Supplied material
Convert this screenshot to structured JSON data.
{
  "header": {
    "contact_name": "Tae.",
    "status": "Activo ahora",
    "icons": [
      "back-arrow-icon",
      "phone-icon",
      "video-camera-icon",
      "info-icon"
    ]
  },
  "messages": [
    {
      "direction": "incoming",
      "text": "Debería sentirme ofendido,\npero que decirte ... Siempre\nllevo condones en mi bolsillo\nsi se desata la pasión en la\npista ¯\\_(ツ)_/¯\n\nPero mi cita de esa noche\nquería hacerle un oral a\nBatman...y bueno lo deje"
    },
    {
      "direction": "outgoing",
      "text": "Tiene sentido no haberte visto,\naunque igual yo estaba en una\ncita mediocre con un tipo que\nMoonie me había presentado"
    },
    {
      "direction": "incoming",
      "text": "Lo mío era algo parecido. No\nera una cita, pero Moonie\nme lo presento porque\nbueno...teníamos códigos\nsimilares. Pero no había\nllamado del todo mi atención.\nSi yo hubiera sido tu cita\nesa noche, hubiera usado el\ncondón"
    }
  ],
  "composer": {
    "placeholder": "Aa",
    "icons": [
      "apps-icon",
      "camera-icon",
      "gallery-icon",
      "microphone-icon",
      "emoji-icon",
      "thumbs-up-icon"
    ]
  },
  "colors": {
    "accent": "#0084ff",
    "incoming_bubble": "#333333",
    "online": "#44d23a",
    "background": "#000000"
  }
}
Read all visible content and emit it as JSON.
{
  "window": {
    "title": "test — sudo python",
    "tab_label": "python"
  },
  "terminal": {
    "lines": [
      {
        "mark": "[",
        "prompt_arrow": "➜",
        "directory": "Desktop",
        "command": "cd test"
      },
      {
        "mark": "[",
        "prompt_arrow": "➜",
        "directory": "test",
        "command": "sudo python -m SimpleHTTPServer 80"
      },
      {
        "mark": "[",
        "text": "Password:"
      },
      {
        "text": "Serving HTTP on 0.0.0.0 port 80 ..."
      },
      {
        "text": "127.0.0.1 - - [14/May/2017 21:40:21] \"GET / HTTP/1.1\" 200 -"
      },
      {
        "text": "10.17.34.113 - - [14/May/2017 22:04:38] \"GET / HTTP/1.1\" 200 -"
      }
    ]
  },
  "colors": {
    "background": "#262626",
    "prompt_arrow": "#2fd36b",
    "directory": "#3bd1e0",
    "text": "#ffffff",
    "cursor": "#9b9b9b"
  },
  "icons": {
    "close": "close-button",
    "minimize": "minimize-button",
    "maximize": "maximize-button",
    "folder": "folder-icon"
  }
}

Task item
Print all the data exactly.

Expected output
Convert this screenshot to structured JSON data.
{
  "header": {
    "contact_name": "Tae.",
    "status": "Activo ahora",
    "icons": [
      "back-arrow-icon",
      "phone-icon",
      "video-camera-icon",
      "info-icon"
    ]
  },
  "messages": [
    {
      "direction": "incoming",
      "text": "Debería sentirme ofendido,\npero que decirte ... Siempre\nllevo condones en mi bolsillo\nsi se desata la pasión en la\npista ¯\\_(ツ)_/¯\n\nPero mi cita de esa noche\nquería hacerle un oral a\nBatman...y bueno lo deje"
    },
    {
      "direction": "outgoing",
      "text": "Tiene sentido no haberte visto,\naunque igual yo estaba en una\ncita mediocre con un tipo que\nMoonie me había presentado"
    },
    {
      "direction": "incoming",
      "text": "Lo mío era algo parecido. No\nera una cita, pero Moonie\nme lo presento porque\nbueno...teníamos códigos\nsimilares. Pero no había\nllamado del todo mi atención.\nSi yo hubiera sido tu cita\nesa noche, hubiera usado el\ncondón"
    }
  ],
  "composer": {
    "placeholder": "Aa",
    "icons": [
      "apps-icon",
      "camera-icon",
      "gallery-icon",
      "microphone-icon",
      "emoji-icon",
      "thumbs-up-icon"
    ]
  },
  "colors": {
    "accent": "#0084ff",
    "incoming_bubble": "#333333",
    "online": "#44d23a",
    "background": "#000000"
  }
}
Read all visible content and emit it as JSON.
{
  "window": {
    "title": "test — sudo python",
    "tab_label": "python"
  },
  "terminal": {
    "lines": [
      {
        "mark": "[",
        "prompt_arrow": "➜",
        "directory": "Desktop",
        "command": "cd test"
      },
      {
        "mark": "[",
        "prompt_arrow": "➜",
        "directory": "test",
        "command": "sudo python -m SimpleHTTPServer 80"
      },
      {
        "mark": "[",
        "text": "Password:"
      },
      {
        "text": "Serving HTTP on 0.0.0.0 port 80 ..."
      },
      {
        "text": "127.0.0.1 - - [14/May/2017 21:40:21] \"GET / HTTP/1.1\" 200 -"
      },
      {
        "text": "10.17.34.113 - - [14/May/2017 22:04:38] \"GET / HTTP/1.1\" 200 -"
      }
    ]
  },
  "colors": {
    "background": "#262626",
    "prompt_arrow": "#2fd36b",
    "directory": "#3bd1e0",
    "text": "#ffffff",
    "cursor": "#9b9b9b"
  },
  "icons": {
    "close": "close-button",
    "minimize": "minimize-button",
    "maximize": "maximize-button",
    "folder": "folder-icon"
  }
}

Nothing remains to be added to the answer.